subscribe to print, you can request a "document delivery" of the article
using the library's Interlibrary Loan (ILL) service—in most instances,
you will receive a (free) digital version of the article within a few
days. For more in ILL, click
Google Books can at times be a useful tool for searching within
contents of books: It searches the full text of books that have been
scanned by Google. If a book is out of copyright or if Google has made
arrangements with a copyrighted book's publisher, you will often be
able to look at full-text on screen. In other cases, you will be able
to see a small "snippet" of the text.
When full text is not available online (or even if it is, but
prefer to read the printed version), keep in mind that virtually all of
the books you find on Google Books will be available in print in the UH
library.
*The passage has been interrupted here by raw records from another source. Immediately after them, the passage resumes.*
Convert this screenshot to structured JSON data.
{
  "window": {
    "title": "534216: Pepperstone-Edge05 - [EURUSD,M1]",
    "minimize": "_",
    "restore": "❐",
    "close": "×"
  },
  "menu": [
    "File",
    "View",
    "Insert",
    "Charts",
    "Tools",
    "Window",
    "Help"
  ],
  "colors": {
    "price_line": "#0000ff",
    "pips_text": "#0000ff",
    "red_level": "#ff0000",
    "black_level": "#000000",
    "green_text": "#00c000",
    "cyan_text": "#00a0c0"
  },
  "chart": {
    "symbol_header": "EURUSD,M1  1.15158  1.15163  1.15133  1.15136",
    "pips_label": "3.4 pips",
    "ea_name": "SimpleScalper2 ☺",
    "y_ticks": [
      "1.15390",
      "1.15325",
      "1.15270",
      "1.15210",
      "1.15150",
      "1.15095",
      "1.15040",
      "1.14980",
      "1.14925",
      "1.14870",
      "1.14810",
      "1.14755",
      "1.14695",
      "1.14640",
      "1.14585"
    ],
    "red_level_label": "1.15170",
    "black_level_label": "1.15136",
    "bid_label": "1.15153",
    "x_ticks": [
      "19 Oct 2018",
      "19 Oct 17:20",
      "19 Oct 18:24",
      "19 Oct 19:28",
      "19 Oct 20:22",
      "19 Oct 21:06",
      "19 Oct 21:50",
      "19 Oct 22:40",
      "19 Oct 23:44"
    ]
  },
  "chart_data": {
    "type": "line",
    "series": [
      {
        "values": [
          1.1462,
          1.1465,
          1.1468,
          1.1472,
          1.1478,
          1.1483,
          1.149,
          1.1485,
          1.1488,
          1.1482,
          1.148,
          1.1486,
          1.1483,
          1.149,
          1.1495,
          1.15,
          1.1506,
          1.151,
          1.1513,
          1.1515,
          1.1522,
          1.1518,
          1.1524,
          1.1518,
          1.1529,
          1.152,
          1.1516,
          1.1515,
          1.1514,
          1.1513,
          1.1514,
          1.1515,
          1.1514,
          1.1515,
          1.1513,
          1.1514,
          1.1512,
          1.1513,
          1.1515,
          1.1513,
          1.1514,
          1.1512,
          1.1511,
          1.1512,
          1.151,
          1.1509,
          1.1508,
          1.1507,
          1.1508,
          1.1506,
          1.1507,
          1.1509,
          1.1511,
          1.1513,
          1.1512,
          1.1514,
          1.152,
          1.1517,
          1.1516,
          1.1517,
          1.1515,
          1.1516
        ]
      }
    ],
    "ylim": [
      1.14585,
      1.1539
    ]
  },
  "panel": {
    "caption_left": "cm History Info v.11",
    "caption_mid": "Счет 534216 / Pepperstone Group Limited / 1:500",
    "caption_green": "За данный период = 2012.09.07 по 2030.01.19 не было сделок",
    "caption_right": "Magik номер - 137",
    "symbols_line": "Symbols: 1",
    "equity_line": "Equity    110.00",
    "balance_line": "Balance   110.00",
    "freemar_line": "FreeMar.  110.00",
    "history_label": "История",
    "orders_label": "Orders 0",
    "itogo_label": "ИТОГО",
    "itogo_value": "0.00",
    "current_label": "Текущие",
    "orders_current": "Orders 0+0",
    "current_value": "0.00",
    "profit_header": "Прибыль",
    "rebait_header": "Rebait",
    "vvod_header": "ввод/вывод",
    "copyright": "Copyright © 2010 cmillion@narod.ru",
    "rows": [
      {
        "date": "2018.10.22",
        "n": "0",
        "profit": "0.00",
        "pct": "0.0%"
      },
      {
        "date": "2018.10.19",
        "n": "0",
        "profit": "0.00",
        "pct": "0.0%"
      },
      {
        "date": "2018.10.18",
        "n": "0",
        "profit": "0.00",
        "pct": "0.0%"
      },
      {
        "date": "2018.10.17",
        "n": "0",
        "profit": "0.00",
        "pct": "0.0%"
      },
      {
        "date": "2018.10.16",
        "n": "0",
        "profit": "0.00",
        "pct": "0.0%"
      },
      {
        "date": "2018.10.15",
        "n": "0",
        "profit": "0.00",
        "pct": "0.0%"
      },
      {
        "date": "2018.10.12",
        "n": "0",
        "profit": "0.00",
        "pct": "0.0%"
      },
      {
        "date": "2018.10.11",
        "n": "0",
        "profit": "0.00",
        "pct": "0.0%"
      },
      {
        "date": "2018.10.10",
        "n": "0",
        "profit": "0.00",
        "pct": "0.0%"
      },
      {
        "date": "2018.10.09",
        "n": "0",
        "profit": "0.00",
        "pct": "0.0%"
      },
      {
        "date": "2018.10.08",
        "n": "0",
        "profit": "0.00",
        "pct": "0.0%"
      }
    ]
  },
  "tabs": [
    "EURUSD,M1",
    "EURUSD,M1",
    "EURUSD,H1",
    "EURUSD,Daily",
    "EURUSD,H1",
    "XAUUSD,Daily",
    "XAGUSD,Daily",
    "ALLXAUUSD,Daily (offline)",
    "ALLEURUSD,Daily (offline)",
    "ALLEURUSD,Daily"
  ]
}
So you can also use Google Books as a supplement to
our Voyager catalog: Search the contents of the books using Google, then
search Voyager for the title. If you come across a title that is not in
Voyager catalog, remember that you can also request the book through
the library's Interlibrary Loan system—delivery time ranges, but for
current publications it is usually one to two weeks. (Be warned though
that some of our partner libraries will not loan out brand-new works via
ILL (they want to hold them for their own users) and virtually no one
will send old and rare material.)
A short online video detailing the steps to access full text journal articles using UH Mānoa Library resources. Although its geared toward finding articles in scientific journals, the same steps apply for all disciplines.
The main campus of COM is in Pohnpei, but there are also campuses in Yap, Chuuk, and Kosrae, each with its own library. The main library has an online catalog, a Pacific Collection, and also maintains the archive of the college.
This is the main library of American Samoa and they have a Samoa / Pacific Collection and digital photo collection. Their online catalog is also accessible within the American Samoa library consortium.
The general focus of the Library's collections is on the history of Hawaiʻi from 1778 to 1900. Houses original Hawaiian-language publications, many of which were printed at the Mission Houses Printing House. HMCS Library has the most extensive collection of Hawaiian-language publications in the world. HMCS Library also has the largest collection of missionary correspondence, journals, and reports.
Established in 1954 as the Central Archives of Fiji and the Western Pacific High Commission. It also includes a library collection. Many of the indexes and finding aids are available online, although there is not central database.
The NLA has an extensive Pacific Collection mostly focused in those parts of the Pacific that were or are territories of Australia. There is an online catalog as well as the Trove database for online resources. NLA holdings are also findable in worldcat.
The NLNZ has a wonderful Pacific Collection with strong holdings related to Māori and NZ-affiliated Pacific Islands. There is an online catalog and many resources available online. NLNZ holdings are also findable in worldcat.
The SPC has a library that serves the needs of SPC staff but has a few hours it is open to the public. The focus of the collection is technical documents. It has an online catalog. The corporate archives are accessible at the Service des Archives de Nouvelle-Calédonie.
The Pacific Manuscripts Bureau copies archives, manuscripts and rare printed material relating to the Pacific Islands. The aim of the Bureau is to help with long-term preservation of the documentary heritage of the Pacific Islands and to make it accessible.
Searches holdings of the main USP campus library in Suva, Fiji, as well as other smaller collections on this campus. The main strengths of this library are in Melanesia and Polynesia, but it does also hold Micronesian material.